_Your assignment:_ How many of the lines below hold "screenshot"? Only the number, please.

◆ ◆ ◆ ◆ ◆

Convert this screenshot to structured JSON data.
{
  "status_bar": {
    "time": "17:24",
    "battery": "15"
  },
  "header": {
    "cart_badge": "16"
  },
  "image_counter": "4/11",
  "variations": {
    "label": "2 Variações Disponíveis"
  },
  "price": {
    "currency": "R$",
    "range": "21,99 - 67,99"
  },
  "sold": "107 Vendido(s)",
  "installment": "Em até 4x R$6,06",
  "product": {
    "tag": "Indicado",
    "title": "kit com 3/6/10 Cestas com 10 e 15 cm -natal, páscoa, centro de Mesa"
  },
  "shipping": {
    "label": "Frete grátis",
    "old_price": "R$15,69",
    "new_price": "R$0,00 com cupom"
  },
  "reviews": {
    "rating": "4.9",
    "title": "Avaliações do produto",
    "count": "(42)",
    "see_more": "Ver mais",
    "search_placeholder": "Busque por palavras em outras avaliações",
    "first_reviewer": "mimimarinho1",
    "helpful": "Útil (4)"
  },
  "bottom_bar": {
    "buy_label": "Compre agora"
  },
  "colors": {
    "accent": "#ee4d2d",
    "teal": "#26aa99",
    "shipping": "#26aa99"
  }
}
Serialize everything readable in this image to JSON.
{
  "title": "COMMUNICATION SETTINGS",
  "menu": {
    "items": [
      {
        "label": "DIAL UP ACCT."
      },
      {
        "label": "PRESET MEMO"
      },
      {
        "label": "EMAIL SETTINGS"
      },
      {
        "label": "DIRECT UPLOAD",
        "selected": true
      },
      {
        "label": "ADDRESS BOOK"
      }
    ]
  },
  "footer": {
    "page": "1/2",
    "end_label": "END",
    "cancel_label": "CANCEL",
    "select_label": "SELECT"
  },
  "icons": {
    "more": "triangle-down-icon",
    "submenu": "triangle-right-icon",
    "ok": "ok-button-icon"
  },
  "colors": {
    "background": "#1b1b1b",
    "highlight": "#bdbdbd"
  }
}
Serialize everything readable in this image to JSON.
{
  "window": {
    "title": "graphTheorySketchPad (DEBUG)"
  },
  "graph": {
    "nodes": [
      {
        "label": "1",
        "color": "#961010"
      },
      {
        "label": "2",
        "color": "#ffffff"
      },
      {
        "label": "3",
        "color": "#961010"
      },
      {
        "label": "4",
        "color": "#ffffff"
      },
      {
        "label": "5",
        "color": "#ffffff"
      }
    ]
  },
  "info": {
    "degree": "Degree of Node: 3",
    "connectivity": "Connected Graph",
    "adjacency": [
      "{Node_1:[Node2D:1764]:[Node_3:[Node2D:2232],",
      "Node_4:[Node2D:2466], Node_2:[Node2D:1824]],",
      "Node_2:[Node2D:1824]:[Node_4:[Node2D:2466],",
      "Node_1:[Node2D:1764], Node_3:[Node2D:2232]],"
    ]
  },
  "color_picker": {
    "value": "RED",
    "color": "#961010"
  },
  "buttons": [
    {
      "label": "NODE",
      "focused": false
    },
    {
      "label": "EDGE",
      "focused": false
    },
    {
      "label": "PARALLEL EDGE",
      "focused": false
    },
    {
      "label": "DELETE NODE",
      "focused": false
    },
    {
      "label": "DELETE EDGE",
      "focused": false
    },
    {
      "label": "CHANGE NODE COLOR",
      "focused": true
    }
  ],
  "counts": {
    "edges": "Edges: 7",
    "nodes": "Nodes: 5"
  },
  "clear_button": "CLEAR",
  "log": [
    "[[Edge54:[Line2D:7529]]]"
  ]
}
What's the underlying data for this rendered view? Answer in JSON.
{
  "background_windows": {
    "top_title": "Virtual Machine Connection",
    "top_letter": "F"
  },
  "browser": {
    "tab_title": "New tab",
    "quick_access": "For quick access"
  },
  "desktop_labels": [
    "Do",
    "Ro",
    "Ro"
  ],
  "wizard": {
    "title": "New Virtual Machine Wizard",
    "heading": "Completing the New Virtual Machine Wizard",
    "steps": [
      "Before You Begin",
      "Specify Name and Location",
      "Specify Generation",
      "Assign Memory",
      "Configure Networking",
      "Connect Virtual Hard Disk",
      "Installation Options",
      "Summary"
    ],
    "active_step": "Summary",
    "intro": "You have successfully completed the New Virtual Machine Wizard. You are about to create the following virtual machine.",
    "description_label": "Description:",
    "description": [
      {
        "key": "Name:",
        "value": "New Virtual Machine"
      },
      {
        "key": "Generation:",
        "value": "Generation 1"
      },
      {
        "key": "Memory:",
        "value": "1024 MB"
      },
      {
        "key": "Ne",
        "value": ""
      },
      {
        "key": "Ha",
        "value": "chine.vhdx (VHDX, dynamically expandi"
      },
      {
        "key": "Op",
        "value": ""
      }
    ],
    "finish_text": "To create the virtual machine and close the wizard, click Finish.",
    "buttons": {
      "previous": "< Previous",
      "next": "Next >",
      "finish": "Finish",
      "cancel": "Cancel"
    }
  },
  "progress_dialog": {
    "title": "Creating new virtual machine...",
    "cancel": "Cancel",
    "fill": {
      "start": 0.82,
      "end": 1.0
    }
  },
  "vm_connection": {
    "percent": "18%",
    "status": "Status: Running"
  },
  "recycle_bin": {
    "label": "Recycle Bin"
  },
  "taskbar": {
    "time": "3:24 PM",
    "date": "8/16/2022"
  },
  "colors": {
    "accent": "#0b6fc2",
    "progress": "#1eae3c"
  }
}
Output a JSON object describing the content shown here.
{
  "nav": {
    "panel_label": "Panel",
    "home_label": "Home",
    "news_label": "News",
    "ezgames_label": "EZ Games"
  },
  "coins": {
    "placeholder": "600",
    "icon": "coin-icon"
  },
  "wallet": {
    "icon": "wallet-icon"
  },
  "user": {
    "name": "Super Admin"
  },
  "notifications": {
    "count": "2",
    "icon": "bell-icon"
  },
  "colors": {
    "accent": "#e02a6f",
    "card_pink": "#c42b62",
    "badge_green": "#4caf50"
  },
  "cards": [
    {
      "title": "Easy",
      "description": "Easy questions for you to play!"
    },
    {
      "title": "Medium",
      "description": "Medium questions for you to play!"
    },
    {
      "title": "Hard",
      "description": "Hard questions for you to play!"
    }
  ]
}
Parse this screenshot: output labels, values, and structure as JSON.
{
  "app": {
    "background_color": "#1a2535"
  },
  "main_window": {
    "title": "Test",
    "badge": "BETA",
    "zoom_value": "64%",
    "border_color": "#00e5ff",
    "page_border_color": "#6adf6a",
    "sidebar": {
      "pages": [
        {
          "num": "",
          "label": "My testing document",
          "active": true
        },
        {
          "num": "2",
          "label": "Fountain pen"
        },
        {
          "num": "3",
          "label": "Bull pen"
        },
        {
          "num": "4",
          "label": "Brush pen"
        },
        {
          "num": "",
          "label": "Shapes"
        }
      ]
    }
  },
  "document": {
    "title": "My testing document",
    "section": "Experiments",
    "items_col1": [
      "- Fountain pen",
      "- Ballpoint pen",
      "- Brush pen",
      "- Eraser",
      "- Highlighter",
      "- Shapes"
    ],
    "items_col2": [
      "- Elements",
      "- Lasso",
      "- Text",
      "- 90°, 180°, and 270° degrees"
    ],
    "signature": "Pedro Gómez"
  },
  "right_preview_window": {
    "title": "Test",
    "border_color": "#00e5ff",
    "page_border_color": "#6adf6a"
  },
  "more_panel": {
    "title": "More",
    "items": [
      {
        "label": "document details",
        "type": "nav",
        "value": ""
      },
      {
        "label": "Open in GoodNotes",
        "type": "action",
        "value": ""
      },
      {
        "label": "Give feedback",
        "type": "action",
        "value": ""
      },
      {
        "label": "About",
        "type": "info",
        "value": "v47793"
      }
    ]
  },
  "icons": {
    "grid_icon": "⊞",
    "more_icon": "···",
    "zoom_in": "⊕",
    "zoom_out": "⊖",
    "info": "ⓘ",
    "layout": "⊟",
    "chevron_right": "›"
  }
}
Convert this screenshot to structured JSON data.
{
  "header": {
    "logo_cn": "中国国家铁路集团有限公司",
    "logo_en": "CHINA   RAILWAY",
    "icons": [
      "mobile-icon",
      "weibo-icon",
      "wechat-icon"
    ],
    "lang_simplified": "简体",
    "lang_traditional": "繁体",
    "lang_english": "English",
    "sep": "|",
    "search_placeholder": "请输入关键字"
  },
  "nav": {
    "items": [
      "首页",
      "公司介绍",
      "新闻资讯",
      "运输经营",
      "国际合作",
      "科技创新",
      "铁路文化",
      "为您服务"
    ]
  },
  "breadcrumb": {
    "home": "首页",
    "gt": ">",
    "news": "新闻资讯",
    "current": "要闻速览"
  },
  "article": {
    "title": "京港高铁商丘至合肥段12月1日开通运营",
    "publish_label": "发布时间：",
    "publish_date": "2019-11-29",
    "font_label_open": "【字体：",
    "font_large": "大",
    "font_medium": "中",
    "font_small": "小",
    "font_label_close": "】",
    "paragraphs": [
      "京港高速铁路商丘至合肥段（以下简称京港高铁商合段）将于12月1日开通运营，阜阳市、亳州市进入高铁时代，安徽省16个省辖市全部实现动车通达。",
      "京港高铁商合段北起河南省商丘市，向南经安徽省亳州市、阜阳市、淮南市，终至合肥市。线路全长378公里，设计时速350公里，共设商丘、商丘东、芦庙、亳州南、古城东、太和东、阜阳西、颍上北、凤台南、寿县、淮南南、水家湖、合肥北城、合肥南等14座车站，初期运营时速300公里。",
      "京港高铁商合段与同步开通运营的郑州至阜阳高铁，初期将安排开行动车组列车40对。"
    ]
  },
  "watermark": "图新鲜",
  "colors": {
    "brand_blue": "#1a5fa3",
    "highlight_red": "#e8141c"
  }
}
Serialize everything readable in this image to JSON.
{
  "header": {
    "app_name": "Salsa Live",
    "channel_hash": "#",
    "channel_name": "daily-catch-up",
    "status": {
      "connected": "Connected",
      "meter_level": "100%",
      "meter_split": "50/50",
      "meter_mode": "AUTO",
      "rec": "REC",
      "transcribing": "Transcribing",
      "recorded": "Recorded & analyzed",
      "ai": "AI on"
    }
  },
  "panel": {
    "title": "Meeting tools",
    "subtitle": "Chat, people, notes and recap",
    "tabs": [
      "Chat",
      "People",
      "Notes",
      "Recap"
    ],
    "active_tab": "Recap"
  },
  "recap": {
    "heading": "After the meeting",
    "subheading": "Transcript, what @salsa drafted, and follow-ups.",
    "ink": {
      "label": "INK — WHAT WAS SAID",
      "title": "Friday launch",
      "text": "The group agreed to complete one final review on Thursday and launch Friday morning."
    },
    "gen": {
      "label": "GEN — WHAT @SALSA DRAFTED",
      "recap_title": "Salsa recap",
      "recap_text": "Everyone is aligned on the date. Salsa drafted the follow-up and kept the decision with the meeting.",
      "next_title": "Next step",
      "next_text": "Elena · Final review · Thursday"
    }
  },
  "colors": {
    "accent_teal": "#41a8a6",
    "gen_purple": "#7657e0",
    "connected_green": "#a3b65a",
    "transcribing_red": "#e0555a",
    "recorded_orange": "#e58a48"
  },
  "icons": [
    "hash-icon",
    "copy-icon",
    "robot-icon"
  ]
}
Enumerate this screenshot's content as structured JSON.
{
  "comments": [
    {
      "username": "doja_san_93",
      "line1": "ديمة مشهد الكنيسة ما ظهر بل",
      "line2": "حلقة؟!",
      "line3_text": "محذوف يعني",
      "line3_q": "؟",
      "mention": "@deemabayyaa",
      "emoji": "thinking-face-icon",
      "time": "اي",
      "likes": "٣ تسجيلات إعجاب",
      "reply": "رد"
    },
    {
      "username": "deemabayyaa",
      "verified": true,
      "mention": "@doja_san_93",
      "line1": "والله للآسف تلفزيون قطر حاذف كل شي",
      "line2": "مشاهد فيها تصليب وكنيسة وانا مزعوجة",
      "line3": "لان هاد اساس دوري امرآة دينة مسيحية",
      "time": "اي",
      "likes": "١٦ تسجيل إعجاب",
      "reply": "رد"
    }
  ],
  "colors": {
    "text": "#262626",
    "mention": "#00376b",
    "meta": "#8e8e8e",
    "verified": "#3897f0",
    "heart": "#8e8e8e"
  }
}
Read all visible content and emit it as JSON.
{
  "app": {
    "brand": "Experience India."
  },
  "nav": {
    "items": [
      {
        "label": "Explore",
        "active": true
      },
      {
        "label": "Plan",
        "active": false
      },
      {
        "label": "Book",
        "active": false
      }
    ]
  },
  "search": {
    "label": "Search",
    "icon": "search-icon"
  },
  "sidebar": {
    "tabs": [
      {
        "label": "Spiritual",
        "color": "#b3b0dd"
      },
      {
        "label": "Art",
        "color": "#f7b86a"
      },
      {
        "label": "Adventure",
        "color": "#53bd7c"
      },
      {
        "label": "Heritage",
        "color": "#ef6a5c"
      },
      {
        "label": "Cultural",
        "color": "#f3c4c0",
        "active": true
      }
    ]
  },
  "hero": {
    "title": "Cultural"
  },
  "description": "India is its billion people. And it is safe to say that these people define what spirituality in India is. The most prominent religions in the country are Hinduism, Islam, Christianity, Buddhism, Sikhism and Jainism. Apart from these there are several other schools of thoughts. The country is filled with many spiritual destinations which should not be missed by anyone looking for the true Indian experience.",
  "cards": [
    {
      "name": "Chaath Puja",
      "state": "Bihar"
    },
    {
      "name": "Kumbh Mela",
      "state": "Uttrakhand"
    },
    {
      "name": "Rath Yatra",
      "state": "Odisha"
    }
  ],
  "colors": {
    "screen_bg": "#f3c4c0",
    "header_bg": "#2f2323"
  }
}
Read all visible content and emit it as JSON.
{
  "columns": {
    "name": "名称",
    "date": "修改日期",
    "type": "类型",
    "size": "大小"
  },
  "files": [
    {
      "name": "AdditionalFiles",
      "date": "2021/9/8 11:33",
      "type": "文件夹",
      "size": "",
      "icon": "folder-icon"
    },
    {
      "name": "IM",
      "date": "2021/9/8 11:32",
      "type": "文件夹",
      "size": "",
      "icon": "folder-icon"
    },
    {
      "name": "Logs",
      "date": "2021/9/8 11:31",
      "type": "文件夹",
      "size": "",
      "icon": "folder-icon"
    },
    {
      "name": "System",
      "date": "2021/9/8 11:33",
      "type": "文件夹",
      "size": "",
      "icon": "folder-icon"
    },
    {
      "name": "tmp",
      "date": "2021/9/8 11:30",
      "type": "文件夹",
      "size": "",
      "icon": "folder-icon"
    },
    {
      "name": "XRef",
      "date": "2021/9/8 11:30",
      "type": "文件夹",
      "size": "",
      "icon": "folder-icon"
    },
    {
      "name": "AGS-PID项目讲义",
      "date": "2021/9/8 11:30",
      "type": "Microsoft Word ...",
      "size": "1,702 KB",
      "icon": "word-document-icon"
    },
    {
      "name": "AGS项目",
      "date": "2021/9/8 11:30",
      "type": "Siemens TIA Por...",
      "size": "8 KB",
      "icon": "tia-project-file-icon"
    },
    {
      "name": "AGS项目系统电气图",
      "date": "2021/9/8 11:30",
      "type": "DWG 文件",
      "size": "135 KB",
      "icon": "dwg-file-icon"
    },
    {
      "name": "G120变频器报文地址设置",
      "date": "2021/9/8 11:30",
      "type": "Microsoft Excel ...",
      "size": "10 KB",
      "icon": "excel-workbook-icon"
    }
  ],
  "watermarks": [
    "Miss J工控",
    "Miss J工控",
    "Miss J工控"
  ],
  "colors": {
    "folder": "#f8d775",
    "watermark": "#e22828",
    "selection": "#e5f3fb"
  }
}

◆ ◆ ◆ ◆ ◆

_Written answer:_ 4